▶

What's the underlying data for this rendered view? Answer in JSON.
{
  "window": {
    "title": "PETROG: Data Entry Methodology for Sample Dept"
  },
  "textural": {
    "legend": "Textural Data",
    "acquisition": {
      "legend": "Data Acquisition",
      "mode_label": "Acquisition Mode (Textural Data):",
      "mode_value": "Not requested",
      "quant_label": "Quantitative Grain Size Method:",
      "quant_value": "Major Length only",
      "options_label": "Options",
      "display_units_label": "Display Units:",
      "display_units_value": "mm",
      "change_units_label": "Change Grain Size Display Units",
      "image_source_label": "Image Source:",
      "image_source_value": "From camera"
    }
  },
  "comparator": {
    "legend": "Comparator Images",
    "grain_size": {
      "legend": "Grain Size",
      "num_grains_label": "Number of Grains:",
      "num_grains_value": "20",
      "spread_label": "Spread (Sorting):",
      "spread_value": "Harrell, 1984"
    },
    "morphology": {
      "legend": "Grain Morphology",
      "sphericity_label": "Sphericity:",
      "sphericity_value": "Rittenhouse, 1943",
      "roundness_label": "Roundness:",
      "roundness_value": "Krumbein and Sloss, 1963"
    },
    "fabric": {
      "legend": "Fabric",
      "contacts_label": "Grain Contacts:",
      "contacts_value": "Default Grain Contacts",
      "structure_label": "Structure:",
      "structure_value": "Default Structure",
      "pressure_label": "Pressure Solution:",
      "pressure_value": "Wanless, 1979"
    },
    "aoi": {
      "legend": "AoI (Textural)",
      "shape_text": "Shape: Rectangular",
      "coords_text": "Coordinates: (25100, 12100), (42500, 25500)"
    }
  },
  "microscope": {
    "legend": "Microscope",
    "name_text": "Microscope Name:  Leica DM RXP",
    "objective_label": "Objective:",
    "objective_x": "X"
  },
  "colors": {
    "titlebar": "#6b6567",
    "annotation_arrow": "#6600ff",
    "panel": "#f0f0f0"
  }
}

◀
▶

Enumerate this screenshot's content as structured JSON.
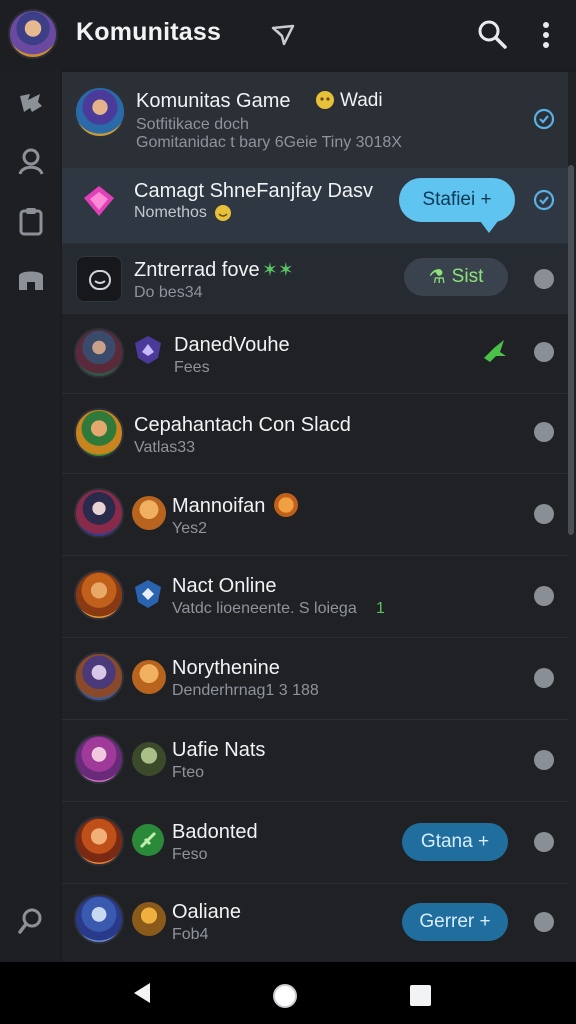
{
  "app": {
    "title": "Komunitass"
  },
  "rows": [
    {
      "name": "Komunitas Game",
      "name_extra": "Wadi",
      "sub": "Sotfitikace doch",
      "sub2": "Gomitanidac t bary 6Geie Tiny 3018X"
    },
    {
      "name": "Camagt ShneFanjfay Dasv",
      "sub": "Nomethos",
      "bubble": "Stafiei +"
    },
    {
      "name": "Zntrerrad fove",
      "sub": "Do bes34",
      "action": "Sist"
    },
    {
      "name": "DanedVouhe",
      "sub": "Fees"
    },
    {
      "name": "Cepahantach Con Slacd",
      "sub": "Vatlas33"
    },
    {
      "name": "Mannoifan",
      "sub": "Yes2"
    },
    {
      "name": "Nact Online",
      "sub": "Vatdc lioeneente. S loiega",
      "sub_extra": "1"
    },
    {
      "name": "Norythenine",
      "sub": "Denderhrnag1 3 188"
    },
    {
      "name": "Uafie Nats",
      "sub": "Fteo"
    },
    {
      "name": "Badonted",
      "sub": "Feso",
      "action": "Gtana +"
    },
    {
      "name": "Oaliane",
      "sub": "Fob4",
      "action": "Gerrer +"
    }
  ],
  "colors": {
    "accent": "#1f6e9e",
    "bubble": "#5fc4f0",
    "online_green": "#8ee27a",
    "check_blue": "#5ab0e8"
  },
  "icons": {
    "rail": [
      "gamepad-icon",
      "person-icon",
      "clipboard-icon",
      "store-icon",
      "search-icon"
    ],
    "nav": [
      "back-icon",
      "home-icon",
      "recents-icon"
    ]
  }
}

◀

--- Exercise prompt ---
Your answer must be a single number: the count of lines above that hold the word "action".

--- Response area ---
3